* INSTRUCTIONS FOR THE TASK *
Print out the entries that follow exactly, missing none.

Records contained in a dataset
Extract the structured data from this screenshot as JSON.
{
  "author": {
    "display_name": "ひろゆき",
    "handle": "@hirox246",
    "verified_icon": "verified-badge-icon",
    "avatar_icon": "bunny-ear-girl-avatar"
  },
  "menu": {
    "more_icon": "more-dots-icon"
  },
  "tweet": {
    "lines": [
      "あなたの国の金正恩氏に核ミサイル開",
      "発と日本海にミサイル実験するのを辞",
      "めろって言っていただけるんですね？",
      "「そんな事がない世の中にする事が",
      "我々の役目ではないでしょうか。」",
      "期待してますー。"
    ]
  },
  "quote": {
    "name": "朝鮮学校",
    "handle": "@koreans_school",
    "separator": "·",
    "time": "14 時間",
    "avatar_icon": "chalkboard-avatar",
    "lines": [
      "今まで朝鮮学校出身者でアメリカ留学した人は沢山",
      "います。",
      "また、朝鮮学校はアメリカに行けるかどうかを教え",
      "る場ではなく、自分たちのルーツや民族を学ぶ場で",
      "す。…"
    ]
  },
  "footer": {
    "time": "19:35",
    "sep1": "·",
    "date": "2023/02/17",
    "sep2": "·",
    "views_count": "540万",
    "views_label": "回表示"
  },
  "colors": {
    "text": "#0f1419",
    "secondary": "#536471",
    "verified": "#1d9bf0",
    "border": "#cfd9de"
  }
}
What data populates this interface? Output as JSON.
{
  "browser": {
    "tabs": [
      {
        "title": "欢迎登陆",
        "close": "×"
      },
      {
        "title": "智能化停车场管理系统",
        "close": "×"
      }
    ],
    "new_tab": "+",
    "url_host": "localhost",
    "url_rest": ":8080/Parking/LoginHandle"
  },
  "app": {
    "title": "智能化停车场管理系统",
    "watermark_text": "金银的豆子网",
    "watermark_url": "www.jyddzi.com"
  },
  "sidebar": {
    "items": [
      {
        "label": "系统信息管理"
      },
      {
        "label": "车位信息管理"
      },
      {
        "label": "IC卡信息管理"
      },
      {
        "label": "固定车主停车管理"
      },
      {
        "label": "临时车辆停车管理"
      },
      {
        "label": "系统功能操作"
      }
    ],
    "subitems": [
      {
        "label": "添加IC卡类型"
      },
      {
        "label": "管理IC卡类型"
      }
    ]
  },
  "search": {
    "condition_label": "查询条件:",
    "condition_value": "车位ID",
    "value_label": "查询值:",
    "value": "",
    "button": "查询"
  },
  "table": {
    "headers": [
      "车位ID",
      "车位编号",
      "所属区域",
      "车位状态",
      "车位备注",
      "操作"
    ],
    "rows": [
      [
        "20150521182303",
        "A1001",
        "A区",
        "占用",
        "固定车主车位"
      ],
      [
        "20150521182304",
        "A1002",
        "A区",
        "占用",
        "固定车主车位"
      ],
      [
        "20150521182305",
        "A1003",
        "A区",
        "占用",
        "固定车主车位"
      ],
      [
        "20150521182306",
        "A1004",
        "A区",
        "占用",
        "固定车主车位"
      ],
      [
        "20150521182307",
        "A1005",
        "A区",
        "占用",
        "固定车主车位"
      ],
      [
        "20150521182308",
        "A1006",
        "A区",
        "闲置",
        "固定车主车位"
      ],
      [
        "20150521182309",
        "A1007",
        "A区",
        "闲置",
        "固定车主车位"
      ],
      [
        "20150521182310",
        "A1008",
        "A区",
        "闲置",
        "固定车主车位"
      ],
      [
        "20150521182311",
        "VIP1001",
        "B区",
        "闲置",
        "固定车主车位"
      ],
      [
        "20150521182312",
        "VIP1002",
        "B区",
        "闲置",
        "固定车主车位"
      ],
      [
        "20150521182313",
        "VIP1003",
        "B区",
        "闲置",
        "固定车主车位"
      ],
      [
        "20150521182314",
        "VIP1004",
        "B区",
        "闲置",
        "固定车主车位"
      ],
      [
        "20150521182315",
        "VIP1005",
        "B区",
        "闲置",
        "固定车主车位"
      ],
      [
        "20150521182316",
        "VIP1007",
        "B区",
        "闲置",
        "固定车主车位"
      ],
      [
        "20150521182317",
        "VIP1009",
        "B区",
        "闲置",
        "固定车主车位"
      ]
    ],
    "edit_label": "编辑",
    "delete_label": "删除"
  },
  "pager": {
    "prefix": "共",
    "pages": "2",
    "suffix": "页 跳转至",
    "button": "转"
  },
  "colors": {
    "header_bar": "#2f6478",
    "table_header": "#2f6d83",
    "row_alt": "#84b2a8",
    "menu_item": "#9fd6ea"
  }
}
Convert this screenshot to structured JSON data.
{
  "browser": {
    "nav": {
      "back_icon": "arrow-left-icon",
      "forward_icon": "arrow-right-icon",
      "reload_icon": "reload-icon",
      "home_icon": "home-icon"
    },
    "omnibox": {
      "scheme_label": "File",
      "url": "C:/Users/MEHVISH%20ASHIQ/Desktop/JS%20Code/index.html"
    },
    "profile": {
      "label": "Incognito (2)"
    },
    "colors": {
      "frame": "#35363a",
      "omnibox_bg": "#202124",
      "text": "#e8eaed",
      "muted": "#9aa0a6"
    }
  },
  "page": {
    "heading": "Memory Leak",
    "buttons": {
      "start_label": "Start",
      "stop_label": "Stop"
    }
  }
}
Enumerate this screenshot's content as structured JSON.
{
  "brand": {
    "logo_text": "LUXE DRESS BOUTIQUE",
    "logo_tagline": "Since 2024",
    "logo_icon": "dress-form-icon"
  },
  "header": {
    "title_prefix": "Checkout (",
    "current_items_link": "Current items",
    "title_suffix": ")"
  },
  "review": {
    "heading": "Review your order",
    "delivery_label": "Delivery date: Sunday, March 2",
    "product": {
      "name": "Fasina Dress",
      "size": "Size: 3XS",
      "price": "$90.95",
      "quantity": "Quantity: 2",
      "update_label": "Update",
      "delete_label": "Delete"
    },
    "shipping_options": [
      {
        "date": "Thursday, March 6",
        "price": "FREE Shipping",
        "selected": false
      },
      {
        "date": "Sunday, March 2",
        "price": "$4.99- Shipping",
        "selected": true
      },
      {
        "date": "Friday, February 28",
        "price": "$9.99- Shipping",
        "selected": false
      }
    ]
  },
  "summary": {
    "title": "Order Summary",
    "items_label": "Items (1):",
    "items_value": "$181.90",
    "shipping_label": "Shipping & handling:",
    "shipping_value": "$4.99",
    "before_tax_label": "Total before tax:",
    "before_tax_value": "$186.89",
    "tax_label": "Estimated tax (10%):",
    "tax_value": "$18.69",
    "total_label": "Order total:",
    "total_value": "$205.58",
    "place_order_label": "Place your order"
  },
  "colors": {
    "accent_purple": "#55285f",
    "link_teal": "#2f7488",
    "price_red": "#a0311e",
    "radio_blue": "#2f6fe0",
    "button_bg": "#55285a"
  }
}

* REPLY TO THE EXERCISE *
Extract the structured data from this screenshot as JSON.
{
  "author": {
    "display_name": "ひろゆき",
    "handle": "@hirox246",
    "verified_icon": "verified-badge-icon",
    "avatar_icon": "bunny-ear-girl-avatar"
  },
  "menu": {
    "more_icon": "more-dots-icon"
  },
  "tweet": {
    "lines": [
      "あなたの国の金正恩氏に核ミサイル開",
      "発と日本海にミサイル実験するのを辞",
      "めろって言っていただけるんですね？",
      "「そんな事がない世の中にする事が",
      "我々の役目ではないでしょうか。」",
      "期待してますー。"
    ]
  },
  "quote": {
    "name": "朝鮮学校",
    "handle": "@koreans_school",
    "separator": "·",
    "time": "14 時間",
    "avatar_icon": "chalkboard-avatar",
    "lines": [
      "今まで朝鮮学校出身者でアメリカ留学した人は沢山",
      "います。",
      "また、朝鮮学校はアメリカに行けるかどうかを教え",
      "る場ではなく、自分たちのルーツや民族を学ぶ場で",
      "す。…"
    ]
  },
  "footer": {
    "time": "19:35",
    "sep1": "·",
    "date": "2023/02/17",
    "sep2": "·",
    "views_count": "540万",
    "views_label": "回表示"
  },
  "colors": {
    "text": "#0f1419",
    "secondary": "#536471",
    "verified": "#1d9bf0",
    "border": "#cfd9de"
  }
}
What data populates this interface? Output as JSON.
{
  "browser": {
    "tabs": [
      {
        "title": "欢迎登陆",
        "close": "×"
      },
      {
        "title": "智能化停车场管理系统",
        "close": "×"
      }
    ],
    "new_tab": "+",
    "url_host": "localhost",
    "url_rest": ":8080/Parking/LoginHandle"
  },
  "app": {
    "title": "智能化停车场管理系统",
    "watermark_text": "金银的豆子网",
    "watermark_url": "www.jyddzi.com"
  },
  "sidebar": {
    "items": [
      {
        "label": "系统信息管理"
      },
      {
        "label": "车位信息管理"
      },
      {
        "label": "IC卡信息管理"
      },
      {
        "label": "固定车主停车管理"
      },
      {
        "label": "临时车辆停车管理"
      },
      {
        "label": "系统功能操作"
      }
    ],
    "subitems": [
      {
        "label": "添加IC卡类型"
      },
      {
        "label": "管理IC卡类型"
      }
    ]
  },
  "search": {
    "condition_label": "查询条件:",
    "condition_value": "车位ID",
    "value_label": "查询值:",
    "value": "",
    "button": "查询"
  },
  "table": {
    "headers": [
      "车位ID",
      "车位编号",
      "所属区域",
      "车位状态",
      "车位备注",
      "操作"
    ],
    "rows": [
      [
        "20150521182303",
        "A1001",
        "A区",
        "占用",
        "固定车主车位"
      ],
      [
        "20150521182304",
        "A1002",
        "A区",
        "占用",
        "固定车主车位"
      ],
      [
        "20150521182305",
        "A1003",
        "A区",
        "占用",
        "固定车主车位"
      ],
      [
        "20150521182306",
        "A1004",
        "A区",
        "占用",
        "固定车主车位"
      ],
      [
        "20150521182307",
        "A1005",
        "A区",
        "占用",
        "固定车主车位"
      ],
      [
        "20150521182308",
        "A1006",
        "A区",
        "闲置",
        "固定车主车位"
      ],
      [
        "20150521182309",
        "A1007",
        "A区",
        "闲置",
        "固定车主车位"
      ],
      [
        "20150521182310",
        "A1008",
        "A区",
        "闲置",
        "固定车主车位"
      ],
      [
        "20150521182311",
        "VIP1001",
        "B区",
        "闲置",
        "固定车主车位"
      ],
      [
        "20150521182312",
        "VIP1002",
        "B区",
        "闲置",
        "固定车主车位"
      ],
      [
        "20150521182313",
        "VIP1003",
        "B区",
        "闲置",
        "固定车主车位"
      ],
      [
        "20150521182314",
        "VIP1004",
        "B区",
        "闲置",
        "固定车主车位"
      ],
      [
        "20150521182315",
        "VIP1005",
        "B区",
        "闲置",
        "固定车主车位"
      ],
      [
        "20150521182316",
        "VIP1007",
        "B区",
        "闲置",
        "固定车主车位"
      ],
      [
        "20150521182317",
        "VIP1009",
        "B区",
        "闲置",
        "固定车主车位"
      ]
    ],
    "edit_label": "编辑",
    "delete_label": "删除"
  },
  "pager": {
    "prefix": "共",
    "pages": "2",
    "suffix": "页 跳转至",
    "button": "转"
  },
  "colors": {
    "header_bar": "#2f6478",
    "table_header": "#2f6d83",
    "row_alt": "#84b2a8",
    "menu_item": "#9fd6ea"
  }
}
Convert this screenshot to structured JSON data.
{
  "browser": {
    "nav": {
      "back_icon": "arrow-left-icon",
      "forward_icon": "arrow-right-icon",
      "reload_icon": "reload-icon",
      "home_icon": "home-icon"
    },
    "omnibox": {
      "scheme_label": "File",
      "url": "C:/Users/MEHVISH%20ASHIQ/Desktop/JS%20Code/index.html"
    },
    "profile": {
      "label": "Incognito (2)"
    },
    "colors": {
      "frame": "#35363a",
      "omnibox_bg": "#202124",
      "text": "#e8eaed",
      "muted": "#9aa0a6"
    }
  },
  "page": {
    "heading": "Memory Leak",
    "buttons": {
      "start_label": "Start",
      "stop_label": "Stop"
    }
  }
}
Enumerate this screenshot's content as structured JSON.
{
  "brand": {
    "logo_text": "LUXE DRESS BOUTIQUE",
    "logo_tagline": "Since 2024",
    "logo_icon": "dress-form-icon"
  },
  "header": {
    "title_prefix": "Checkout (",
    "current_items_link": "Current items",
    "title_suffix": ")"
  },
  "review": {
    "heading": "Review your order",
    "delivery_label": "Delivery date: Sunday, March 2",
    "product": {
      "name": "Fasina Dress",
      "size": "Size: 3XS",
      "price": "$90.95",
      "quantity": "Quantity: 2",
      "update_label": "Update",
      "delete_label": "Delete"
    },
    "shipping_options": [
      {
        "date": "Thursday, March 6",
        "price": "FREE Shipping",
        "selected": false
      },
      {
        "date": "Sunday, March 2",
        "price": "$4.99- Shipping",
        "selected": true
      },
      {
        "date": "Friday, February 28",
        "price": "$9.99- Shipping",
        "selected": false
      }
    ]
  },
  "summary": {
    "title": "Order Summary",
    "items_label": "Items (1):",
    "items_value": "$181.90",
    "shipping_label": "Shipping & handling:",
    "shipping_value": "$4.99",
    "before_tax_label": "Total before tax:",
    "before_tax_value": "$186.89",
    "tax_label": "Estimated tax (10%):",
    "tax_value": "$18.69",
    "total_label": "Order total:",
    "total_value": "$205.58",
    "place_order_label": "Place your order"
  },
  "colors": {
    "accent_purple": "#55285f",
    "link_teal": "#2f7488",
    "price_red": "#a0311e",
    "radio_blue": "#2f6fe0",
    "button_bg": "#55285a"
  }
}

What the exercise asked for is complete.